Glass is truly a remarkable material—it’s transparent, durable, and it can be molded into a variety of shapes such as those found in windows, cups, bowls, and vases. Glass, however, will shatter when subjected to enough force, and this has long been a downside of its use in consumer and commercial products.
Engineers in the Department of Mechanical Engineering at McGill have been busy studying strong natural materials such as teeth and seashells in an attempt to improve the toughness of glass. Their work is based on biomimicry or the science of imitating nature.
Several species of mollusks have shells that are lined with an inner, iridescent layer of nacre, which is also known as mother-of-pearl. The nacre layer consists of many hard plates of calcium carbonate that are cushioned by an organic matrix of proteins. While the organic matrix is weaker than the hard chalk-like plates, the organic matrix actually adds to the strength of shells through its ability to trap and prevent any cracks that form from spreading. This makes the shells much less brittle.
The engineers at McGill mimicked the crack-trapping properties of nacre by using a laser to engrave a wavy network of micro-cracks into small rectangles of glass. The micro-cracks were able to stop cracks from propagating through the glass. They then filled the cracks with polyurethane and found that the pieces of engraved glass were about 200 times stronger than non-engraved glass.
François Barthelat, associate professor in McGill’s Department of Mechanical Engineering and leader of the project team, commented on the findings in a press release. He said:
What we know now is that we can toughen glass, or other materials, by using patterns of micro-cracks to guide larger cracks, and in the process absorb the energy from an impact. We chose to work with glass because we wanted to work with the archetypal brittle material. But we plan to go on to work with ceramics and polymers in future. Observing the natural world can clearly lead to improved man-made designs.
The research was funded by the Natural Sciences and Engineering Research Council of Canada, the Canada Foundation for Innovation, and McGill University.

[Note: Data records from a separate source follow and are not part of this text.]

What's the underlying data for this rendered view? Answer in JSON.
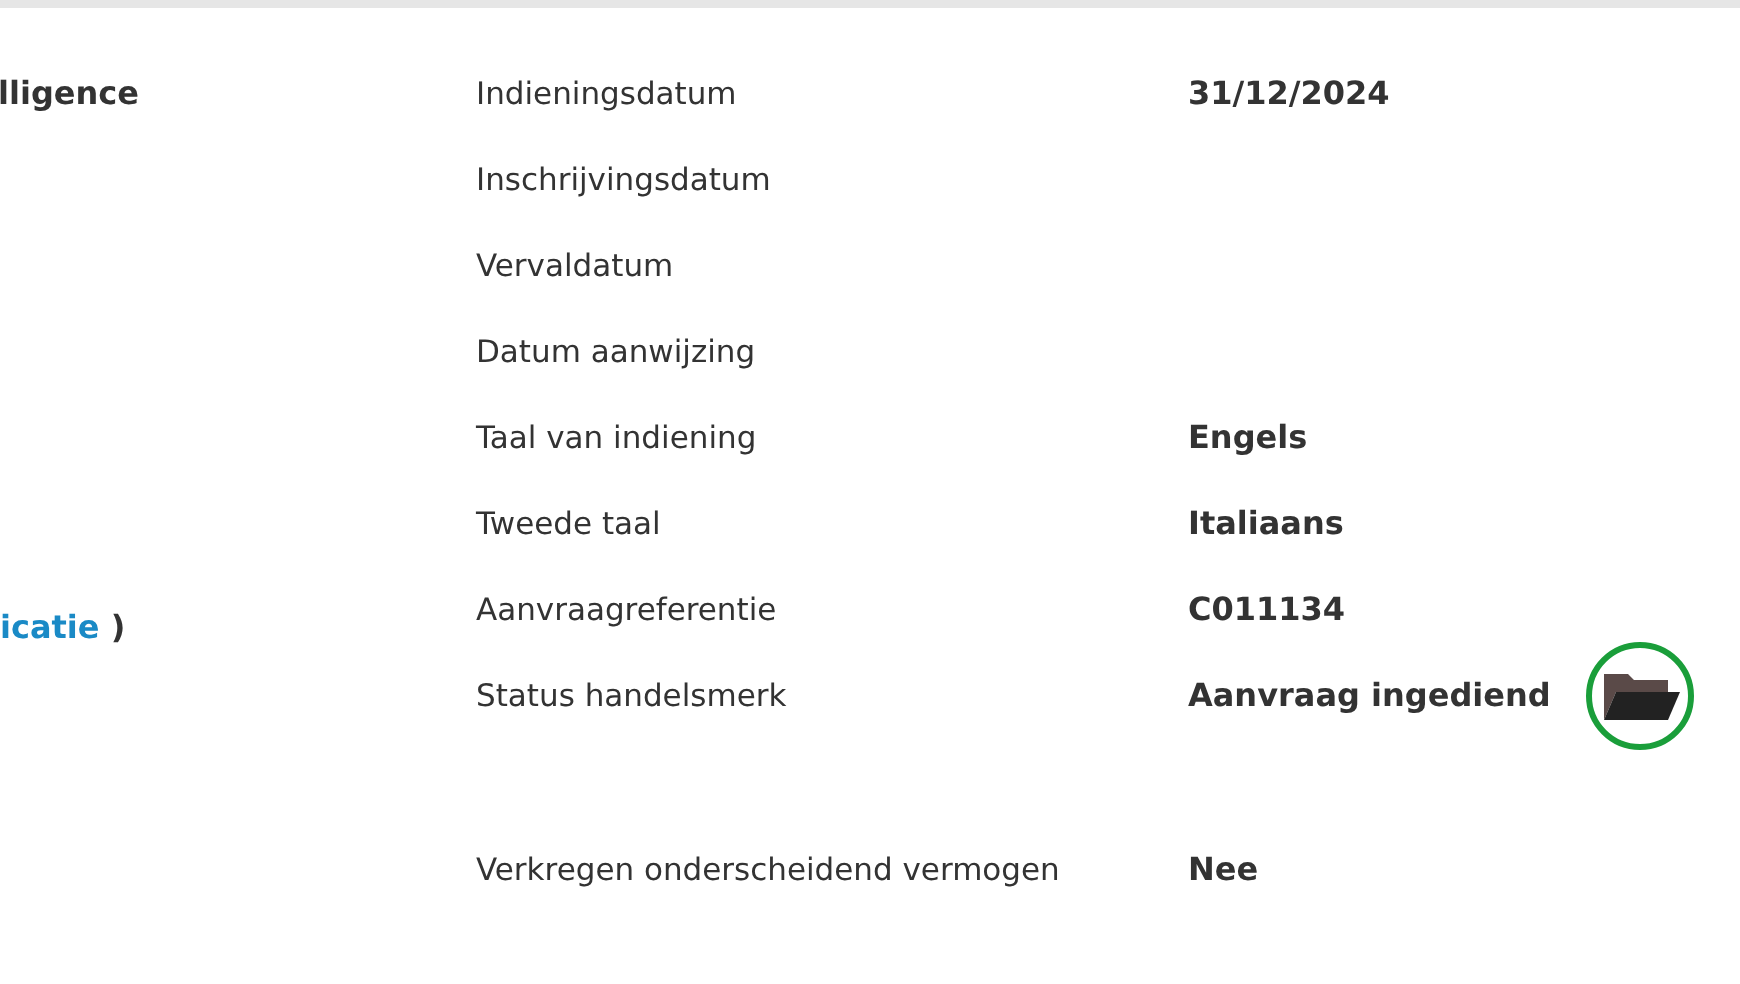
{
  "left_column": {
    "heading": "lligence",
    "link": {
      "text": "icatie",
      "suffix": ")"
    }
  },
  "details": [
    {
      "label": "Indieningsdatum",
      "value": "31/12/2024"
    },
    {
      "label": "Inschrijvingsdatum"
    },
    {
      "label": "Vervaldatum"
    },
    {
      "label": "Datum aanwijzing"
    },
    {
      "label": "Taal van indiening",
      "value": "Engels"
    },
    {
      "label": "Tweede taal",
      "value": "Italiaans"
    },
    {
      "label": "Aanvraagreferentie",
      "value": "C011134"
    },
    {
      "label": "Status handelsmerk",
      "value": "Aanvraag ingediend",
      "action": {
        "kind": "folder",
        "circled": true
      }
    },
    {
      "label": "Verkregen onderscheidend vermogen",
      "value": "Nee"
    }
  ]
}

Co-authors of the paper included M. Mirkhalaf and A. Khayer Dastjerdi.
Bottom line: Engineers at McGill have invented a new biomimetic technique based on the structure of seashells that can make glass more shatter resistant. The research was published in the journal Nature Communications on January 28, 2014.
Deanna Conners is an Environmental Scientist who holds a Ph.D. in Toxicology and an M.S. in Environmental Studies. Her interest in toxicology stems from having grown up near the Love Canal Superfund Site in New York. Her current work is to provide high-quality scientific information to the public and decision-makers and to help build cross-disciplinary partnerships that help solve environmental problems. She writes about Earth science and nature conservation for EarthSky.